[EXERCISE MATERIAL — start]
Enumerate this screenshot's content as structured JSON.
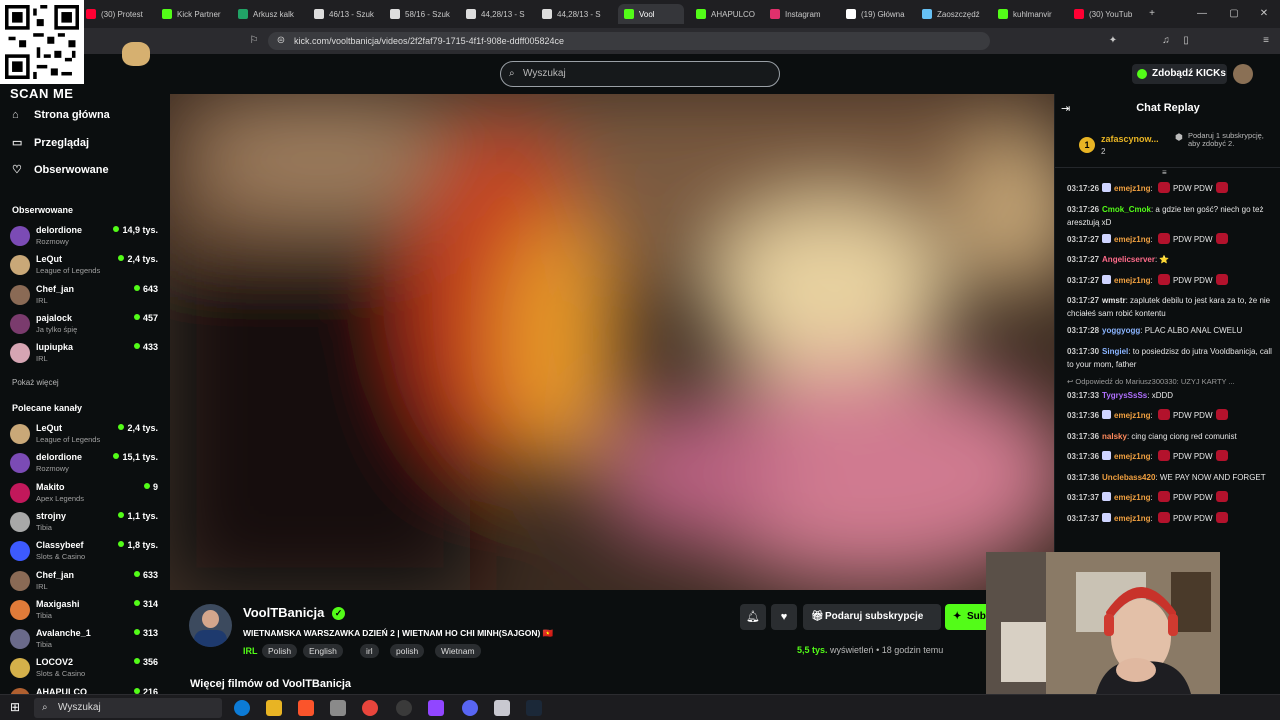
{
  "browser": {
    "tabs": [
      {
        "label": "(30) Protest",
        "color": "#ff0033"
      },
      {
        "label": "Kick Partner",
        "color": "#53fc18"
      },
      {
        "label": "Arkusz kalk",
        "color": "#21a366"
      },
      {
        "label": "46/13 - Szuk",
        "color": "#dddddd"
      },
      {
        "label": "58/16 - Szuk",
        "color": "#dddddd"
      },
      {
        "label": "44,28/13 - S",
        "color": "#dddddd"
      },
      {
        "label": "44,28/13 - S",
        "color": "#dddddd"
      },
      {
        "label": "Vool",
        "color": "#53fc18"
      },
      {
        "label": "AHAPULCO",
        "color": "#53fc18"
      },
      {
        "label": "Instagram",
        "color": "#e1306c"
      },
      {
        "label": "(19) Główna",
        "color": "#ffffff"
      },
      {
        "label": "Zaoszczędź",
        "color": "#66c0f4"
      },
      {
        "label": "kuhlmanvir",
        "color": "#53fc18"
      },
      {
        "label": "(30) YouTub",
        "color": "#ff0033"
      }
    ],
    "url": "kick.com/vooltbanicja/videos/2f2faf79-1715-4f1f-908e-ddff005824ce"
  },
  "overlay": {
    "scan_me": "SCAN ME"
  },
  "header": {
    "search_placeholder": "Wyszukaj",
    "kicks_button": "Zdobądź KICKs"
  },
  "sidebar": {
    "nav": [
      {
        "label": "Strona główna",
        "icon": "home-icon"
      },
      {
        "label": "Przeglądaj",
        "icon": "browse-icon"
      },
      {
        "label": "Obserwowane",
        "icon": "heart-icon"
      }
    ],
    "followed_heading": "Obserwowane",
    "followed": [
      {
        "name": "delordione",
        "category": "Rozmowy",
        "viewers": "14,9 tys.",
        "color": "#7b4bb5"
      },
      {
        "name": "LeQut",
        "category": "League of Legends",
        "viewers": "2,4 tys.",
        "color": "#c9a878"
      },
      {
        "name": "Chef_jan",
        "category": "IRL",
        "viewers": "643",
        "color": "#8a6a55"
      },
      {
        "name": "pajalock",
        "category": "Ja tylko śpię",
        "viewers": "457",
        "color": "#7a3b6d"
      },
      {
        "name": "lupiupka",
        "category": "IRL",
        "viewers": "433",
        "color": "#d6a5b3"
      }
    ],
    "show_more": "Pokaż więcej",
    "recommended_heading": "Polecane kanały",
    "recommended": [
      {
        "name": "LeQut",
        "category": "League of Legends",
        "viewers": "2,4 tys.",
        "color": "#c9a878"
      },
      {
        "name": "delordione",
        "category": "Rozmowy",
        "viewers": "15,1 tys.",
        "color": "#7b4bb5"
      },
      {
        "name": "Makito",
        "category": "Apex Legends",
        "viewers": "9",
        "color": "#c2185b"
      },
      {
        "name": "strojny",
        "category": "Tibia",
        "viewers": "1,1 tys.",
        "color": "#a8a8a8"
      },
      {
        "name": "Classybeef",
        "category": "Slots & Casino",
        "viewers": "1,8 tys.",
        "color": "#3d5afe"
      },
      {
        "name": "Chef_jan",
        "category": "IRL",
        "viewers": "633",
        "color": "#8a6a55"
      },
      {
        "name": "Maxigashi",
        "category": "Tibia",
        "viewers": "314",
        "color": "#e07b39"
      },
      {
        "name": "Avalanche_1",
        "category": "Tibia",
        "viewers": "313",
        "color": "#6a6a8a"
      },
      {
        "name": "LOCOV2",
        "category": "Slots & Casino",
        "viewers": "356",
        "color": "#d4b04a"
      },
      {
        "name": "AHAPULCO",
        "category": "",
        "viewers": "216",
        "color": "#b06030"
      }
    ]
  },
  "video_info": {
    "channel": "VoolTBanicja",
    "title": "WIETNAMSKA WARSZAWKA DZIEŃ 2 | WIETNAM HO CHI MINH(SAJGON) 🇻🇳",
    "category": "IRL",
    "tags": [
      "Polish",
      "English",
      "irl",
      "polish",
      "Wietnam"
    ],
    "gift_button": "Podaruj subskrypcje",
    "sub_button": "Sub",
    "views_value": "5,5 tys.",
    "views_label": "wyświetleń",
    "time_ago": "18 godzin temu",
    "more_videos": "Więcej filmów od VoolTBanicja"
  },
  "chat": {
    "title": "Chat Replay",
    "gifter": {
      "rank": "1",
      "name": "zafascynow...",
      "count": "2",
      "note": "Podaruj 1 subskrypcję, aby zdobyć 2."
    },
    "messages": [
      {
        "ts": "03:17:26",
        "user": "emejz1ng",
        "color": "#f0a040",
        "text": "PDW PDW",
        "badge": true,
        "emote": true
      },
      {
        "ts": "03:17:26",
        "user": "Cmok_Cmok",
        "color": "#53fc18",
        "text": "a gdzie ten gość? niech go też aresztują xD",
        "badge": false,
        "emote": false
      },
      {
        "ts": "03:17:27",
        "user": "emejz1ng",
        "color": "#f0a040",
        "text": "PDW PDW",
        "badge": true,
        "emote": true
      },
      {
        "ts": "03:17:27",
        "user": "Angelicserver",
        "color": "#ff6b8a",
        "text": "⭐",
        "badge": false,
        "emote": false
      },
      {
        "ts": "03:17:27",
        "user": "emejz1ng",
        "color": "#f0a040",
        "text": "PDW PDW",
        "badge": true,
        "emote": true
      },
      {
        "ts": "03:17:27",
        "user": "wmstr",
        "color": "#e6e6e6",
        "text": "zaplutek debilu to jest kara za to, że nie chciałeś sam robić kontentu",
        "badge": false,
        "emote": false
      },
      {
        "ts": "03:17:28",
        "user": "yoggyogg",
        "color": "#8ab4ff",
        "text": "PLAC ALBO ANAL CWELU",
        "badge": false,
        "emote": false
      },
      {
        "ts": "03:17:30",
        "user": "Singiel",
        "color": "#8ab4ff",
        "text": "to posiedzisz do jutra Vooldbanicja, call to your mom, father",
        "badge": false,
        "emote": false
      },
      {
        "ts": "",
        "user": "",
        "color": "#999999",
        "text": "↩ Odpowiedź do Mariusz300330: UZYJ KARTY ...",
        "badge": false,
        "emote": false
      },
      {
        "ts": "03:17:33",
        "user": "TygrysSsSs",
        "color": "#b070ff",
        "text": "xDDD",
        "badge": false,
        "emote": false
      },
      {
        "ts": "03:17:36",
        "user": "emejz1ng",
        "color": "#f0a040",
        "text": "PDW PDW",
        "badge": true,
        "emote": true
      },
      {
        "ts": "03:17:36",
        "user": "nalsky",
        "color": "#ff8a5c",
        "text": "cing ciang ciong red comunist",
        "badge": false,
        "emote": false
      },
      {
        "ts": "03:17:36",
        "user": "emejz1ng",
        "color": "#f0a040",
        "text": "PDW PDW",
        "badge": true,
        "emote": true
      },
      {
        "ts": "03:17:36",
        "user": "Unclebass420",
        "color": "#f0a040",
        "text": "WE PAY NOW AND FORGET",
        "badge": false,
        "emote": false
      },
      {
        "ts": "03:17:37",
        "user": "emejz1ng",
        "color": "#f0a040",
        "text": "PDW PDW",
        "badge": true,
        "emote": true
      },
      {
        "ts": "03:17:37",
        "user": "emejz1ng",
        "color": "#f0a040",
        "text": "PDW PDW",
        "badge": true,
        "emote": true
      }
    ]
  },
  "taskbar": {
    "search": "Wyszukaj"
  }
}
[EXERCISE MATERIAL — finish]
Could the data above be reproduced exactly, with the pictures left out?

Enumerate this screenshot's content as structured JSON.
{
  "browser": {
    "tabs": [
      {
        "label": "(30) Protest",
        "color": "#ff0033"
      },
      {
        "label": "Kick Partner",
        "color": "#53fc18"
      },
      {
        "label": "Arkusz kalk",
        "color": "#21a366"
      },
      {
        "label": "46/13 - Szuk",
        "color": "#dddddd"
      },
      {
        "label": "58/16 - Szuk",
        "color": "#dddddd"
      },
      {
        "label": "44,28/13 - S",
        "color": "#dddddd"
      },
      {
        "label": "44,28/13 - S",
        "color": "#dddddd"
      },
      {
        "label": "Vool",
        "color": "#53fc18"
      },
      {
        "label": "AHAPULCO",
        "color": "#53fc18"
      },
      {
        "label": "Instagram",
        "color": "#e1306c"
      },
      {
        "label": "(19) Główna",
        "color": "#ffffff"
      },
      {
        "label": "Zaoszczędź",
        "color": "#66c0f4"
      },
      {
        "label": "kuhlmanvir",
        "color": "#53fc18"
      },
      {
        "label": "(30) YouTub",
        "color": "#ff0033"
      }
    ],
    "url": "kick.com/vooltbanicja/videos/2f2faf79-1715-4f1f-908e-ddff005824ce"
  },
  "overlay": {
    "scan_me": "SCAN ME"
  },
  "header": {
    "search_placeholder": "Wyszukaj",
    "kicks_button": "Zdobądź KICKs"
  },
  "sidebar": {
    "nav": [
      {
        "label": "Strona główna",
        "icon": "home-icon"
      },
      {
        "label": "Przeglądaj",
        "icon": "browse-icon"
      },
      {
        "label": "Obserwowane",
        "icon": "heart-icon"
      }
    ],
    "followed_heading": "Obserwowane",
    "followed": [
      {
        "name": "delordione",
        "category": "Rozmowy",
        "viewers": "14,9 tys.",
        "color": "#7b4bb5"
      },
      {
        "name": "LeQut",
        "category": "League of Legends",
        "viewers": "2,4 tys.",
        "color": "#c9a878"
      },
      {
        "name": "Chef_jan",
        "category": "IRL",
        "viewers": "643",
        "color": "#8a6a55"
      },
      {
        "name": "pajalock",
        "category": "Ja tylko śpię",
        "viewers": "457",
        "color": "#7a3b6d"
      },
      {
        "name": "lupiupka",
        "category": "IRL",
        "viewers": "433",
        "color": "#d6a5b3"
      }
    ],
    "show_more": "Pokaż więcej",
    "recommended_heading": "Polecane kanały",
    "recommended": [
      {
        "name": "LeQut",
        "category": "League of Legends",
        "viewers": "2,4 tys.",
        "color": "#c9a878"
      },
      {
        "name": "delordione",
        "category": "Rozmowy",
        "viewers": "15,1 tys.",
        "color": "#7b4bb5"
      },
      {
        "name": "Makito",
        "category": "Apex Legends",
        "viewers": "9",
        "color": "#c2185b"
      },
      {
        "name": "strojny",
        "category": "Tibia",
        "viewers": "1,1 tys.",
        "color": "#a8a8a8"
      },
      {
        "name": "Classybeef",
        "category": "Slots & Casino",
        "viewers": "1,8 tys.",
        "color": "#3d5afe"
      },
      {
        "name": "Chef_jan",
        "category": "IRL",
        "viewers": "633",
        "color": "#8a6a55"
      },
      {
        "name": "Maxigashi",
        "category": "Tibia",
        "viewers": "314",
        "color": "#e07b39"
      },
      {
        "name": "Avalanche_1",
        "category": "Tibia",
        "viewers": "313",
        "color": "#6a6a8a"
      },
      {
        "name": "LOCOV2",
        "category": "Slots & Casino",
        "viewers": "356",
        "color": "#d4b04a"
      },
      {
        "name": "AHAPULCO",
        "category": "",
        "viewers": "216",
        "color": "#b06030"
      }
    ]
  },
  "video_info": {
    "channel": "VoolTBanicja",
    "title": "WIETNAMSKA WARSZAWKA DZIEŃ 2 | WIETNAM HO CHI MINH(SAJGON) 🇻🇳",
    "category": "IRL",
    "tags": [
      "Polish",
      "English",
      "irl",
      "polish",
      "Wietnam"
    ],
    "gift_button": "Podaruj subskrypcje",
    "sub_button": "Sub",
    "views_value": "5,5 tys.",
    "views_label": "wyświetleń",
    "time_ago": "18 godzin temu",
    "more_videos": "Więcej filmów od VoolTBanicja"
  },
  "chat": {
    "title": "Chat Replay",
    "gifter": {
      "rank": "1",
      "name": "zafascynow...",
      "count": "2",
      "note": "Podaruj 1 subskrypcję, aby zdobyć 2."
    },
    "messages": [
      {
        "ts": "03:17:26",
        "user": "emejz1ng",
        "color": "#f0a040",
        "text": "PDW PDW",
        "badge": true,
        "emote": true
      },
      {
        "ts": "03:17:26",
        "user": "Cmok_Cmok",
        "color": "#53fc18",
        "text": "a gdzie ten gość? niech go też aresztują xD",
        "badge": false,
        "emote": false
      },
      {
        "ts": "03:17:27",
        "user": "emejz1ng",
        "color": "#f0a040",
        "text": "PDW PDW",
        "badge": true,
        "emote": true
      },
      {
        "ts": "03:17:27",
        "user": "Angelicserver",
        "color": "#ff6b8a",
        "text": "⭐",
        "badge": false,
        "emote": false
      },
      {
        "ts": "03:17:27",
        "user": "emejz1ng",
        "color": "#f0a040",
        "text": "PDW PDW",
        "badge": true,
        "emote": true
      },
      {
        "ts": "03:17:27",
        "user": "wmstr",
        "color": "#e6e6e6",
        "text": "zaplutek debilu to jest kara za to, że nie chciałeś sam robić kontentu",
        "badge": false,
        "emote": false
      },
      {
        "ts": "03:17:28",
        "user": "yoggyogg",
        "color": "#8ab4ff",
        "text": "PLAC ALBO ANAL CWELU",
        "badge": false,
        "emote": false
      },
      {
        "ts": "03:17:30",
        "user": "Singiel",
        "color": "#8ab4ff",
        "text": "to posiedzisz do jutra Vooldbanicja, call to your mom, father",
        "badge": false,
        "emote": false
      },
      {
        "ts": "",
        "user": "",
        "color": "#999999",
        "text": "↩ Odpowiedź do Mariusz300330: UZYJ KARTY ...",
        "badge": false,
        "emote": false
      },
      {
        "ts": "03:17:33",
        "user": "TygrysSsSs",
        "color": "#b070ff",
        "text": "xDDD",
        "badge": false,
        "emote": false
      },
      {
        "ts": "03:17:36",
        "user": "emejz1ng",
        "color": "#f0a040",
        "text": "PDW PDW",
        "badge": true,
        "emote": true
      },
      {
        "ts": "03:17:36",
        "user": "nalsky",
        "color": "#ff8a5c",
        "text": "cing ciang ciong red comunist",
        "badge": false,
        "emote": false
      },
      {
        "ts": "03:17:36",
        "user": "emejz1ng",
        "color": "#f0a040",
        "text": "PDW PDW",
        "badge": true,
        "emote": true
      },
      {
        "ts": "03:17:36",
        "user": "Unclebass420",
        "color": "#f0a040",
        "text": "WE PAY NOW AND FORGET",
        "badge": false,
        "emote": false
      },
      {
        "ts": "03:17:37",
        "user": "emejz1ng",
        "color": "#f0a040",
        "text": "PDW PDW",
        "badge": true,
        "emote": true
      },
      {
        "ts": "03:17:37",
        "user": "emejz1ng",
        "color": "#f0a040",
        "text": "PDW PDW",
        "badge": true,
        "emote": true
      }
    ]
  },
  "taskbar": {
    "search": "Wyszukaj"
  }
}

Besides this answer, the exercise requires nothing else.